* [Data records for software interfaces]
════════════════
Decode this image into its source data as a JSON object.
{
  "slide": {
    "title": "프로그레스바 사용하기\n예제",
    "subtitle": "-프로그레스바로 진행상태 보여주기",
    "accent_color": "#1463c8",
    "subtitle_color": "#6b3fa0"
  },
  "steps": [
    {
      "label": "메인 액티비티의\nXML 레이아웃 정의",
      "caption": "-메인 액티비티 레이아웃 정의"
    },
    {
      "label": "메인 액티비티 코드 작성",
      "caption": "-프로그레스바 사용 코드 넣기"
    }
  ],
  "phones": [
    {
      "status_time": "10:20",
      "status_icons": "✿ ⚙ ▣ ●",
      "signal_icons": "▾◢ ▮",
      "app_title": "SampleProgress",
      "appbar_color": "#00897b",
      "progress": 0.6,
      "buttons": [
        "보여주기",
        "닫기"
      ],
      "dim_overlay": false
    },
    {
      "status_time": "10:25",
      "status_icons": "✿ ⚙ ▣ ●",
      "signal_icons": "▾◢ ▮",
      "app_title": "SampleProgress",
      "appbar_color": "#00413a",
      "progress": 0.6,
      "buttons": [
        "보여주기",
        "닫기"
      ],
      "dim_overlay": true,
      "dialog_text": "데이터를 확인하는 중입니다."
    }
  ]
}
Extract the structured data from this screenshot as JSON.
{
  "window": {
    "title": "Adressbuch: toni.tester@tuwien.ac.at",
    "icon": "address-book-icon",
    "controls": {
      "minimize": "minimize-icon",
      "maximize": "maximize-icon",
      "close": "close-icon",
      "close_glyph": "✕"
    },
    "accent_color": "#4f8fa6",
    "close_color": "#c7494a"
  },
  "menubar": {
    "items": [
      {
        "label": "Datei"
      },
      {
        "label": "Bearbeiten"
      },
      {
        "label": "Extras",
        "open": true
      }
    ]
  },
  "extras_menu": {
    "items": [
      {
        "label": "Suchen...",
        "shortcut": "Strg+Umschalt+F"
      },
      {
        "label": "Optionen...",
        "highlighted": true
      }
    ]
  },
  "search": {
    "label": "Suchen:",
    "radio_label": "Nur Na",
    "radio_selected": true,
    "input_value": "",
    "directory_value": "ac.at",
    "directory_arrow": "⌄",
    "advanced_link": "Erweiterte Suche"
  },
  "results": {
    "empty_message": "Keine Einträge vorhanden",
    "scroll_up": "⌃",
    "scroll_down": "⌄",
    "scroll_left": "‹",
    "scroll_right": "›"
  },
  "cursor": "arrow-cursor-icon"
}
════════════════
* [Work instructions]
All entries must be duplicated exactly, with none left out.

* [Expected output]
Decode this image into its source data as a JSON object.
{
  "slide": {
    "title": "프로그레스바 사용하기\n예제",
    "subtitle": "-프로그레스바로 진행상태 보여주기",
    "accent_color": "#1463c8",
    "subtitle_color": "#6b3fa0"
  },
  "steps": [
    {
      "label": "메인 액티비티의\nXML 레이아웃 정의",
      "caption": "-메인 액티비티 레이아웃 정의"
    },
    {
      "label": "메인 액티비티 코드 작성",
      "caption": "-프로그레스바 사용 코드 넣기"
    }
  ],
  "phones": [
    {
      "status_time": "10:20",
      "status_icons": "✿ ⚙ ▣ ●",
      "signal_icons": "▾◢ ▮",
      "app_title": "SampleProgress",
      "appbar_color": "#00897b",
      "progress": 0.6,
      "buttons": [
        "보여주기",
        "닫기"
      ],
      "dim_overlay": false
    },
    {
      "status_time": "10:25",
      "status_icons": "✿ ⚙ ▣ ●",
      "signal_icons": "▾◢ ▮",
      "app_title": "SampleProgress",
      "appbar_color": "#00413a",
      "progress": 0.6,
      "buttons": [
        "보여주기",
        "닫기"
      ],
      "dim_overlay": true,
      "dialog_text": "데이터를 확인하는 중입니다."
    }
  ]
}
Extract the structured data from this screenshot as JSON.
{
  "window": {
    "title": "Adressbuch: toni.tester@tuwien.ac.at",
    "icon": "address-book-icon",
    "controls": {
      "minimize": "minimize-icon",
      "maximize": "maximize-icon",
      "close": "close-icon",
      "close_glyph": "✕"
    },
    "accent_color": "#4f8fa6",
    "close_color": "#c7494a"
  },
  "menubar": {
    "items": [
      {
        "label": "Datei"
      },
      {
        "label": "Bearbeiten"
      },
      {
        "label": "Extras",
        "open": true
      }
    ]
  },
  "extras_menu": {
    "items": [
      {
        "label": "Suchen...",
        "shortcut": "Strg+Umschalt+F"
      },
      {
        "label": "Optionen...",
        "highlighted": true
      }
    ]
  },
  "search": {
    "label": "Suchen:",
    "radio_label": "Nur Na",
    "radio_selected": true,
    "input_value": "",
    "directory_value": "ac.at",
    "directory_arrow": "⌄",
    "advanced_link": "Erweiterte Suche"
  },
  "results": {
    "empty_message": "Keine Einträge vorhanden",
    "scroll_up": "⌃",
    "scroll_down": "⌄",
    "scroll_left": "‹",
    "scroll_right": "›"
  },
  "cursor": "arrow-cursor-icon"
}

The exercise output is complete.